(Interface dataset entries)
[Start of Attachment]

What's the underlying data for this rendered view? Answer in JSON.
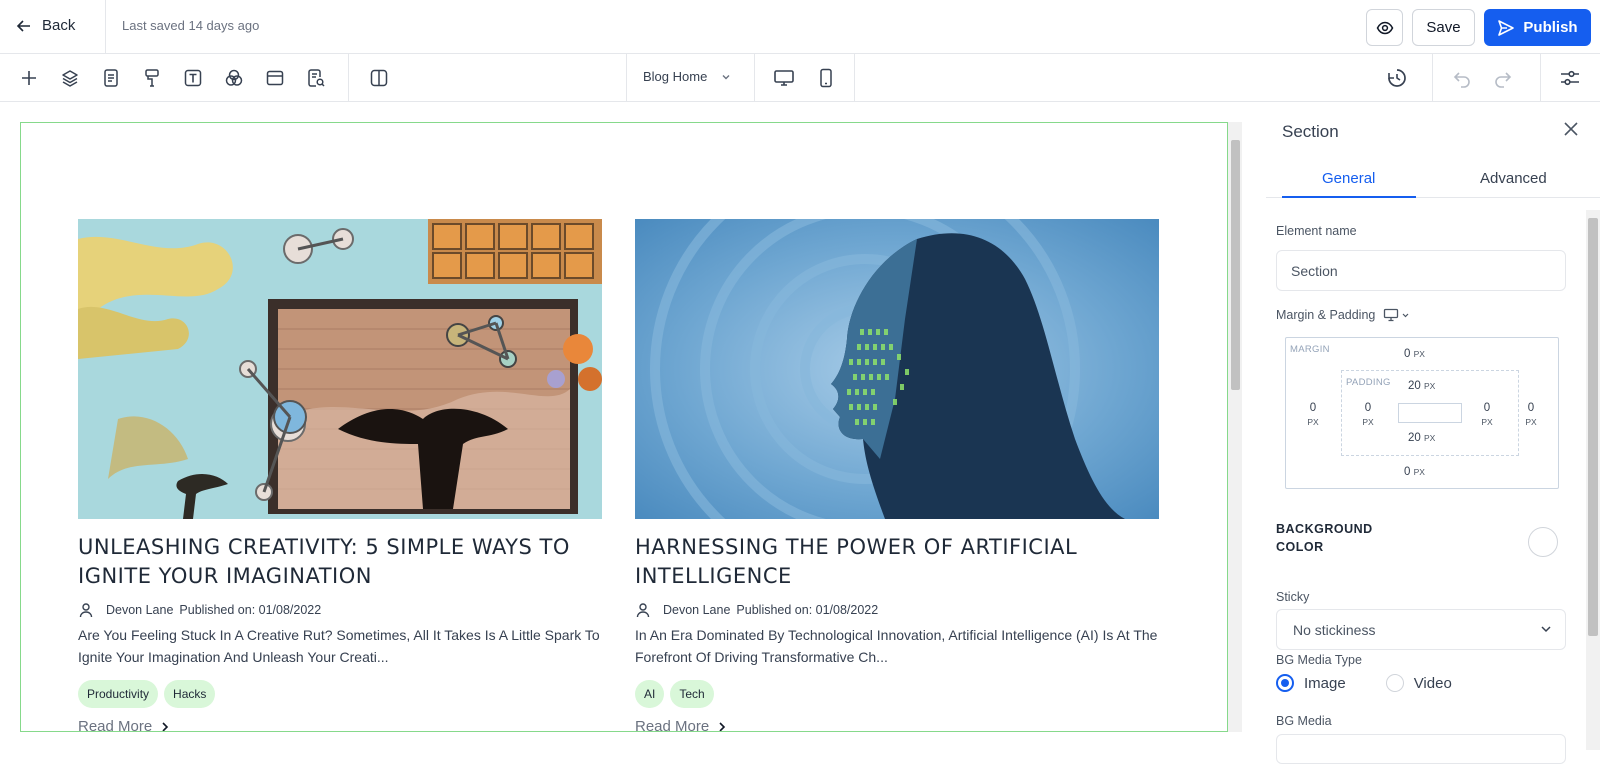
{
  "header": {
    "back_label": "Back",
    "last_saved": "Last saved 14 days ago",
    "save_label": "Save",
    "publish_label": "Publish"
  },
  "toolbar": {
    "page_select": "Blog Home"
  },
  "posts": [
    {
      "title": "UNLEASHING CREATIVITY: 5 SIMPLE WAYS TO IGNITE YOUR IMAGINATION",
      "author": "Devon Lane",
      "published": "Published on: 01/08/2022",
      "excerpt": "Are You Feeling Stuck In A Creative Rut? Sometimes, All It Takes Is A Little Spark To Ignite Your Imagination And Unleash Your Creati...",
      "tags": [
        "Productivity",
        "Hacks"
      ],
      "read_more": "Read More"
    },
    {
      "title": "HARNESSING THE POWER OF ARTIFICIAL INTELLIGENCE",
      "author": "Devon Lane",
      "published": "Published on: 01/08/2022",
      "excerpt": "In An Era Dominated By Technological Innovation, Artificial Intelligence (AI) Is At The Forefront Of Driving Transformative Ch...",
      "tags": [
        "AI",
        "Tech"
      ],
      "read_more": "Read More"
    }
  ],
  "panel": {
    "title": "Section",
    "tabs": [
      "General",
      "Advanced"
    ],
    "element_name_label": "Element name",
    "element_name_value": "Section",
    "margin_padding_label": "Margin & Padding",
    "margin_label": "MARGIN",
    "padding_label": "PADDING",
    "margin": {
      "top": "0",
      "right": "0",
      "bottom": "0",
      "left": "0"
    },
    "padding": {
      "top": "20",
      "right": "0",
      "bottom": "20",
      "left": "0"
    },
    "unit": "PX",
    "bg_color_label": "BACKGROUND COLOR",
    "sticky_label": "Sticky",
    "sticky_value": "No stickiness",
    "bg_media_type_label": "BG Media Type",
    "bg_media_options": [
      "Image",
      "Video"
    ],
    "bg_media_selected": "Image",
    "bg_media_label": "BG Media"
  },
  "colors": {
    "accent": "#155eef",
    "canvas_border": "#86d98b",
    "tag_bg": "#d9f7d9"
  }
}
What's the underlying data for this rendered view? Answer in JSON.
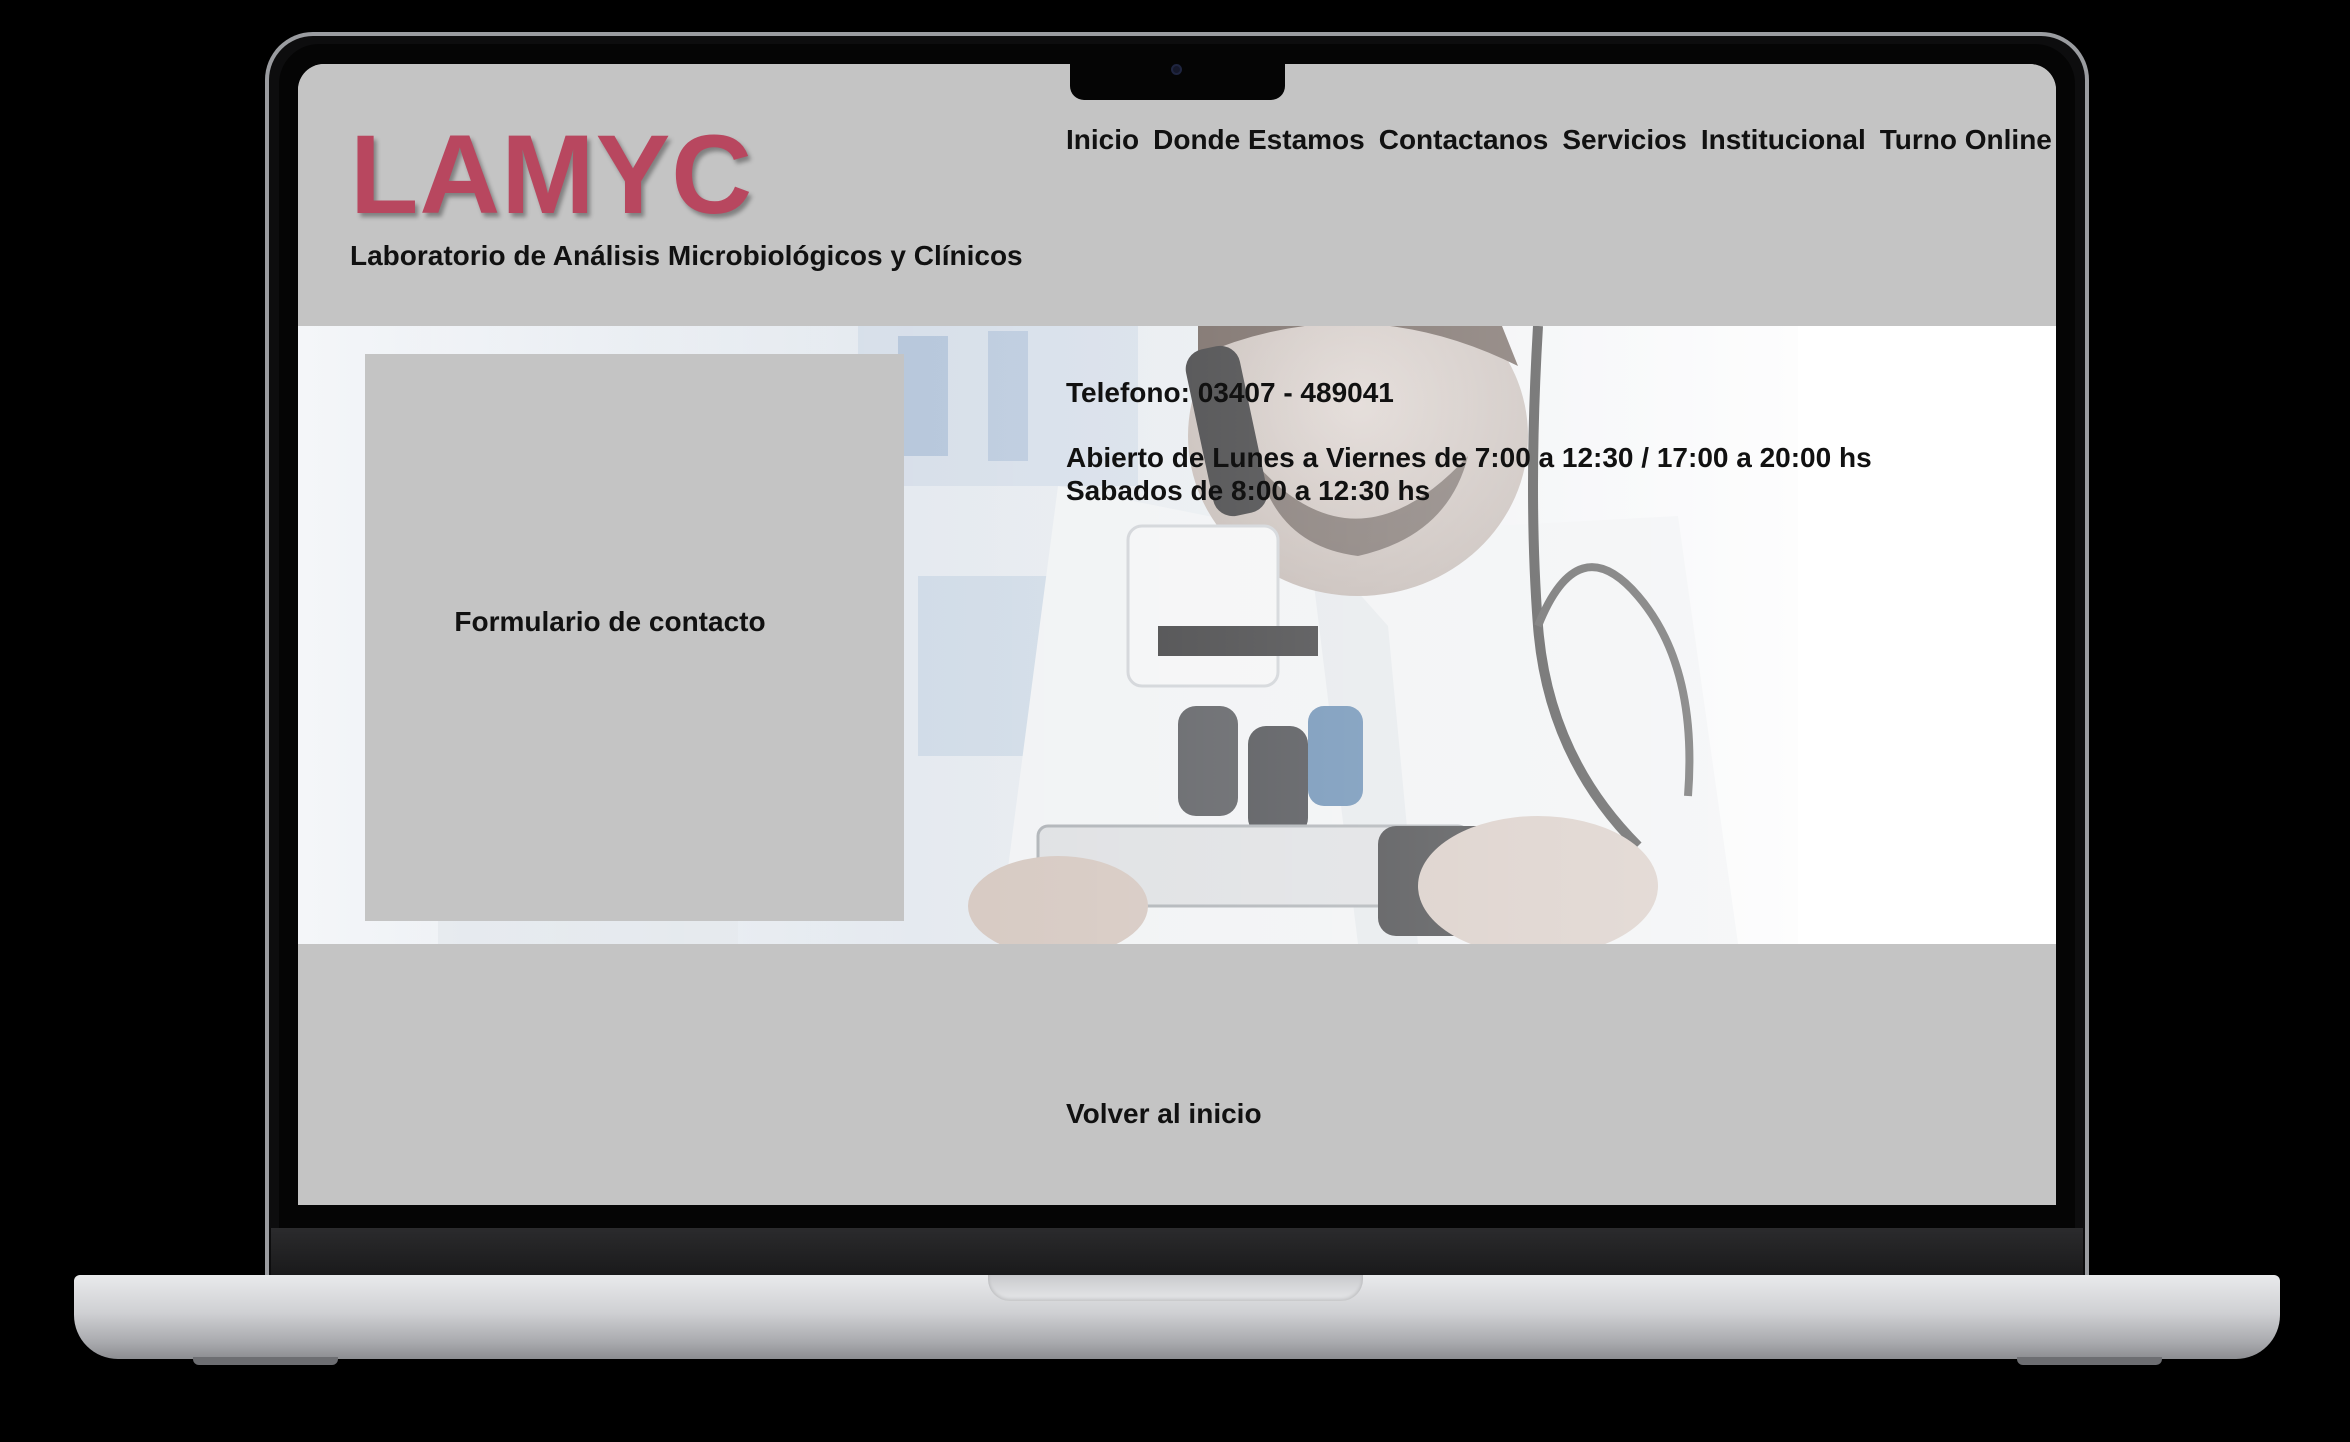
{
  "site": {
    "logo": "LAMYC",
    "subtitle": "Laboratorio de Análisis Microbiológicos y Clínicos"
  },
  "nav": {
    "items": [
      "Inicio",
      "Donde Estamos",
      "Contactanos",
      "Servicios",
      "Institucional",
      "Turno Online"
    ]
  },
  "contact": {
    "form_label": "Formulario de contacto",
    "phone": "Telefono: 03407 - 489041",
    "hours_weekdays": "Abierto de Lunes a Viernes de 7:00 a 12:30 / 17:00 a 20:00 hs",
    "hours_saturday": "Sabados de 8:00 a 12:30 hs"
  },
  "footer": {
    "back_link": "Volver al inicio"
  },
  "colors": {
    "logo": "#b8475f",
    "panel_gray": "#c4c4c4",
    "text": "#111111"
  }
}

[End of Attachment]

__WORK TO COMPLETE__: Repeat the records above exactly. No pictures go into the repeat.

__REPLY TO THE EXERCISE__:
What's the underlying data for this rendered view? Answer in JSON.
{
  "header": {
    "back_label": "Back",
    "last_saved": "Last saved 14 days ago",
    "save_label": "Save",
    "publish_label": "Publish"
  },
  "toolbar": {
    "page_select": "Blog Home"
  },
  "posts": [
    {
      "title": "UNLEASHING CREATIVITY: 5 SIMPLE WAYS TO IGNITE YOUR IMAGINATION",
      "author": "Devon Lane",
      "published": "Published on: 01/08/2022",
      "excerpt": "Are You Feeling Stuck In A Creative Rut? Sometimes, All It Takes Is A Little Spark To Ignite Your Imagination And Unleash Your Creati...",
      "tags": [
        "Productivity",
        "Hacks"
      ],
      "read_more": "Read More"
    },
    {
      "title": "HARNESSING THE POWER OF ARTIFICIAL INTELLIGENCE",
      "author": "Devon Lane",
      "published": "Published on: 01/08/2022",
      "excerpt": "In An Era Dominated By Technological Innovation, Artificial Intelligence (AI) Is At The Forefront Of Driving Transformative Ch...",
      "tags": [
        "AI",
        "Tech"
      ],
      "read_more": "Read More"
    }
  ],
  "panel": {
    "title": "Section",
    "tabs": [
      "General",
      "Advanced"
    ],
    "element_name_label": "Element name",
    "element_name_value": "Section",
    "margin_padding_label": "Margin & Padding",
    "margin_label": "MARGIN",
    "padding_label": "PADDING",
    "margin": {
      "top": "0",
      "right": "0",
      "bottom": "0",
      "left": "0"
    },
    "padding": {
      "top": "20",
      "right": "0",
      "bottom": "20",
      "left": "0"
    },
    "unit": "PX",
    "bg_color_label": "BACKGROUND COLOR",
    "sticky_label": "Sticky",
    "sticky_value": "No stickiness",
    "bg_media_type_label": "BG Media Type",
    "bg_media_options": [
      "Image",
      "Video"
    ],
    "bg_media_selected": "Image",
    "bg_media_label": "BG Media"
  },
  "colors": {
    "accent": "#155eef",
    "canvas_border": "#86d98b",
    "tag_bg": "#d9f7d9"
  }
}
What's the underlying data for this rendered view? Answer in JSON.
{
  "site": {
    "logo": "LAMYC",
    "subtitle": "Laboratorio de Análisis Microbiológicos y Clínicos"
  },
  "nav": {
    "items": [
      "Inicio",
      "Donde Estamos",
      "Contactanos",
      "Servicios",
      "Institucional",
      "Turno Online"
    ]
  },
  "contact": {
    "form_label": "Formulario de contacto",
    "phone": "Telefono: 03407 - 489041",
    "hours_weekdays": "Abierto de Lunes a Viernes de 7:00 a 12:30 / 17:00 a 20:00 hs",
    "hours_saturday": "Sabados de 8:00 a 12:30 hs"
  },
  "footer": {
    "back_link": "Volver al inicio"
  },
  "colors": {
    "logo": "#b8475f",
    "panel_gray": "#c4c4c4",
    "text": "#111111"
  }
}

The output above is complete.